The hair loss that my wife has experienced after chemo and radiation has slowed. It’s thin but uniform. Sometimes it gets covered with a wrap/scarf sort of thing.
Eating food is better but she avoids spicy things and some types of menu items.
The second PET/CT scan was done about a week ago. The tumor is about 1/3 as bright as it was initially. Her SUV rating went from 18 to 6. (SUV is not a tiny Humvee driving around your innards blasting cancer cells with a microscopic .50 Cal machine gun; instead, it’s a measure of how much radioactive material accumulated in the tumor and its intensity on the scan.) This is good and the expected result of the treatment thus far. In addition, no cancer was detected elsewhere in her body during the scan.
Many days later, we did have a meeting with her oncologist. At the meeting, the oncologist said that a pathology report would be done on the tissue removed during her upcoming surgery. This is the first mention of a pathology report that I have hear from her medical team. The report would follow within two weeks of the procedure. The oncologist said that if the pathology report detects cancer cells—which is likely—then a follow-up treatment of immunotherapy would likely start in January. This also is the first admission that cancer will remain in my wife after the surgery.
It was at this point that the words of the oncologist got very close to using the “cure” word. The little yellow flags went up in my mind as I heard her say this. Such a promise is not what I have found in my reading of the literature on esophageal cancer. I can only reconcile the two opposing views as meaning that we can buy you a few years more if everything goes your way.
I have written elsewhere in this series about the surgery, so I won’t rehash that now; but I did need to get into the latest with Covid restrictions. The most important thing is that nobody with the initials M.D. after their name can tell you what the Covid testing rules are. We ended up being told to talk with the security guards at the hospital and find out.

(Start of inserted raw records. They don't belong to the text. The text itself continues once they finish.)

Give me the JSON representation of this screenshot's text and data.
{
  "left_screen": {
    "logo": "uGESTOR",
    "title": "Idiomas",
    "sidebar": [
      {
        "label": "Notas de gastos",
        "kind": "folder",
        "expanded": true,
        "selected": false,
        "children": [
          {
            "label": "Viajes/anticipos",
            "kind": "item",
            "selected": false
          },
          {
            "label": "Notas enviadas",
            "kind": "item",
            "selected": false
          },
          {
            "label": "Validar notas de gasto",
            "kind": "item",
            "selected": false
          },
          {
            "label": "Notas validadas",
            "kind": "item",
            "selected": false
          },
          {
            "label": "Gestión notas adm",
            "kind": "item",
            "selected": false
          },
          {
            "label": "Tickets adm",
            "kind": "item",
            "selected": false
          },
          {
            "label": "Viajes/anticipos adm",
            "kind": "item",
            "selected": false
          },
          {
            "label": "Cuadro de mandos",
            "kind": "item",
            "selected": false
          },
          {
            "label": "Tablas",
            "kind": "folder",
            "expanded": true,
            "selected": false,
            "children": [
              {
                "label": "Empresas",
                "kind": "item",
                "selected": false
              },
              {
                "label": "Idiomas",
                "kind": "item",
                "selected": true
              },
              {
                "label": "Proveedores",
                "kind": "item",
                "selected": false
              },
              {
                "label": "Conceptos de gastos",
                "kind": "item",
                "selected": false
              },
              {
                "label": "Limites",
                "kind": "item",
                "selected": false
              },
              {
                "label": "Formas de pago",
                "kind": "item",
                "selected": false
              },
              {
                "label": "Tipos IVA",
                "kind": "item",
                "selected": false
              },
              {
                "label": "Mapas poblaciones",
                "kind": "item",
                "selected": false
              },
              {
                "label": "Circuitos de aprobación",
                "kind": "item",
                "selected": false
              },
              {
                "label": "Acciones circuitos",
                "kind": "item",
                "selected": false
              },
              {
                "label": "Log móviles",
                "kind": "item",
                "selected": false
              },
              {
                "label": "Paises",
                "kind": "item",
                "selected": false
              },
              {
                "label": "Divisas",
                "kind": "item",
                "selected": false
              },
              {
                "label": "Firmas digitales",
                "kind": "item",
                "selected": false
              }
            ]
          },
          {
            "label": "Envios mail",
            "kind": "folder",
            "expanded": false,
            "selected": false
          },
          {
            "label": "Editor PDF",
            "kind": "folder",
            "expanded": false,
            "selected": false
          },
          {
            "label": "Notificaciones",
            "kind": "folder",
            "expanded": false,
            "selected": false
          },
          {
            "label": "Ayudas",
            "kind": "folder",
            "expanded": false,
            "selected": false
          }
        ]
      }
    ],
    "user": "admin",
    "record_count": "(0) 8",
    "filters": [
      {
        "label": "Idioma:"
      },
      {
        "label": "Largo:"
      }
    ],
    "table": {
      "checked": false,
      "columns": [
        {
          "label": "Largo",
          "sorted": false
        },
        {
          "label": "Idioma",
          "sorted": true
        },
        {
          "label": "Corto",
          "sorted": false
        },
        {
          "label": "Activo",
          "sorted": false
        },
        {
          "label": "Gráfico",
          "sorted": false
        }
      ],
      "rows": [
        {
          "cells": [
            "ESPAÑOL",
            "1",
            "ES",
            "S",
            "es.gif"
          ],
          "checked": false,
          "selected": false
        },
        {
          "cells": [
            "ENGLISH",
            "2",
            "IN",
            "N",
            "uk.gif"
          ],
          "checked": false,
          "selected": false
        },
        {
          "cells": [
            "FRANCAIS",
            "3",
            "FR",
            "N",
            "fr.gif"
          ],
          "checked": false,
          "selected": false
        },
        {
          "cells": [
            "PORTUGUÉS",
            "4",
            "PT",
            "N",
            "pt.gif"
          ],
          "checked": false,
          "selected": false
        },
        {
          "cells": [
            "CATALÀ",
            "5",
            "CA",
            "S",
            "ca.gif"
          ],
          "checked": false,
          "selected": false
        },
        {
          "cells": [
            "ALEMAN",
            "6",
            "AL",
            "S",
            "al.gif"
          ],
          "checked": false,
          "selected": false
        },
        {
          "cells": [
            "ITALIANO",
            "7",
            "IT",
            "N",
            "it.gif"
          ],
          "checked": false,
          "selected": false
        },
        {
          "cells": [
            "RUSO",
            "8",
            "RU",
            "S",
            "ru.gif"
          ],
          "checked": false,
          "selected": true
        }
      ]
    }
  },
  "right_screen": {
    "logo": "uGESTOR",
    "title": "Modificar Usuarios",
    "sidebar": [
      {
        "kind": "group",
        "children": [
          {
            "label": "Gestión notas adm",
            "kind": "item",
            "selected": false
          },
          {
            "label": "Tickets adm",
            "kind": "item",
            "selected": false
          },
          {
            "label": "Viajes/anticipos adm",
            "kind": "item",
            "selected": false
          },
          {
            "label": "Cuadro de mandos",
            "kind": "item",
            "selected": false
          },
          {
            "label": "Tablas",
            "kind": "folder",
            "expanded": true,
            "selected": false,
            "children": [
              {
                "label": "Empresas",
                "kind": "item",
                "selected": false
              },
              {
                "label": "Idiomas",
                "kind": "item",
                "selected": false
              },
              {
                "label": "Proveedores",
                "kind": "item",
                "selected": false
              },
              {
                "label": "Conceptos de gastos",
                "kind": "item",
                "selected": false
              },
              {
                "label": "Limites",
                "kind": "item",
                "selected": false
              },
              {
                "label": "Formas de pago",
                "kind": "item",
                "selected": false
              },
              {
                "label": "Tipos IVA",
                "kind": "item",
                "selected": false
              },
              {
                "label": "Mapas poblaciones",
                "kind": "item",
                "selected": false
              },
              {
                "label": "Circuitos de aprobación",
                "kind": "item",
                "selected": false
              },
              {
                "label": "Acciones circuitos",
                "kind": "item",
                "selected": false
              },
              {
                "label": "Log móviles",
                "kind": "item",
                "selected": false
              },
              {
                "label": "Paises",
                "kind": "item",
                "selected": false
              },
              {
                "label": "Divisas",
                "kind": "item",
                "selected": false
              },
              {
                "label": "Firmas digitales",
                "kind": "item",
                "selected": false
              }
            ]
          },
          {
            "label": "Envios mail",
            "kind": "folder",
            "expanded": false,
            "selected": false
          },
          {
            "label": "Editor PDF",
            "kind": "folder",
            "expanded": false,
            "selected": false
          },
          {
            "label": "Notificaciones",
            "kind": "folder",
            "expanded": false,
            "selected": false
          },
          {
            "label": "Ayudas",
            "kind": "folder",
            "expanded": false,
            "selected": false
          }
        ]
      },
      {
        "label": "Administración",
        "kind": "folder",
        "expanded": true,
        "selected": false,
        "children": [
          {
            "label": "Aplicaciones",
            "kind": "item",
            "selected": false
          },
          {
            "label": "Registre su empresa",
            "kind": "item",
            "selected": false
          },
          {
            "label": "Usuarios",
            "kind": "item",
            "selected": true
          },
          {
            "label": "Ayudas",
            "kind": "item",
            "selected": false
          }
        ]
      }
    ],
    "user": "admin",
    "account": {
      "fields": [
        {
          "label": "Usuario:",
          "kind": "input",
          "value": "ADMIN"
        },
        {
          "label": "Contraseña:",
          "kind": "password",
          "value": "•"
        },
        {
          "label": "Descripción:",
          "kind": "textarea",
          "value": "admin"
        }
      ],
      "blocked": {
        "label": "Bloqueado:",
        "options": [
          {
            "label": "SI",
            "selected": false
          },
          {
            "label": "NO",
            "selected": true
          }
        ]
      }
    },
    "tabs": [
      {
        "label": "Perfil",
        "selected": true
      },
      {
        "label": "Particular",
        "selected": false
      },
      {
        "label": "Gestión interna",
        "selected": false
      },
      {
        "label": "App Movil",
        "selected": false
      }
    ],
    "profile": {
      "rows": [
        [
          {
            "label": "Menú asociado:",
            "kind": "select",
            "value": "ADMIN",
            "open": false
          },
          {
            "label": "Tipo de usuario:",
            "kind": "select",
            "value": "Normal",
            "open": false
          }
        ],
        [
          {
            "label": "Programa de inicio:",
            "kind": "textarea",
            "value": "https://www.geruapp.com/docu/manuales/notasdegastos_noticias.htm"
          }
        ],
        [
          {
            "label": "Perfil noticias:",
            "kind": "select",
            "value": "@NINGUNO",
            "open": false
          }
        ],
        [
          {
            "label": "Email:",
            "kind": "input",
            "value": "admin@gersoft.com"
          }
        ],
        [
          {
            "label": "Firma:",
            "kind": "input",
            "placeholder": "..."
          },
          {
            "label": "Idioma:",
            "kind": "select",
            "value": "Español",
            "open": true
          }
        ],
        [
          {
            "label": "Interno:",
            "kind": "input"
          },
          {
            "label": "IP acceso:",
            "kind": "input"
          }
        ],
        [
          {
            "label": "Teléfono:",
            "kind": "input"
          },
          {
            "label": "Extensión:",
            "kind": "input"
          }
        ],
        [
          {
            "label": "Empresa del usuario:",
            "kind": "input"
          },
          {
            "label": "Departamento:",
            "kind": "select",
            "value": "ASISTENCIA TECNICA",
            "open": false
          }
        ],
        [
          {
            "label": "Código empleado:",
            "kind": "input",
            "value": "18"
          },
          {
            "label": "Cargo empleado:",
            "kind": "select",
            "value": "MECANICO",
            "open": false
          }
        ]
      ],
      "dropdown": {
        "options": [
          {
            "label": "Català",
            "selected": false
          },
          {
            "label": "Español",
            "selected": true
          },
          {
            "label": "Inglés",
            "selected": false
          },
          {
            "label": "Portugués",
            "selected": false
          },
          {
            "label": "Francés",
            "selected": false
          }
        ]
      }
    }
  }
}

What we learned is that there is no formal way required to prove that you had a recent Covid test. My two upcoming appointments at CVS or wherever it is, won’t get me very far. The security guys at the hospital will accept a home test if you bring it to them in the hospital. Please note this is a medical determination made by people that just might have a Red Cross First Aid certificate if you’re lucky and are probably the lowest paid folks in the hospital not changing bedpans. Also, they kept saying something about 72 hours but whether the test must be within that interval, or they only let you use it for that long; both or neither, I guess I will find out next week. Oh, I plan to have the home version of the Covid test in my car or on my person. I guess once they document my quickie test, I can trash it until I need another.
This brings up my next question which is why are face masks and Covid quickie tests just common garbage? If Covid is really so bad, then shouldn’t anything Covid related be biohazardous? Yeah, I know it’s not but if Dr. Fauci and the rest were serious then wouldn’t disposal be an important issue to prevent the spread? (Sorry I assumed for a minute that they might follow at least the easy science related to virology and contamination.)
Oh, lastly, when in the hospital, my wife is allowed one visitor per day. We are having sign-ups at our Thanksgiving celebration to let our relatives get in line. However, and isn’t there always one of those somewhere, the security folks will allow more people to visit if the nurses on her floor say that its ok. How this is communicated to the security guys was not explained. Also, minors are not allowed to see their moms in the hospital. Wanna bet it’s a Covid rule too?
Anyway, I’m thankful to have my wife and I’m glad see her doing better, even if it’s all about to be undone by the forthcoming medical procedure. Have a good Thanksgiving and expect to hear from me again after the surgery.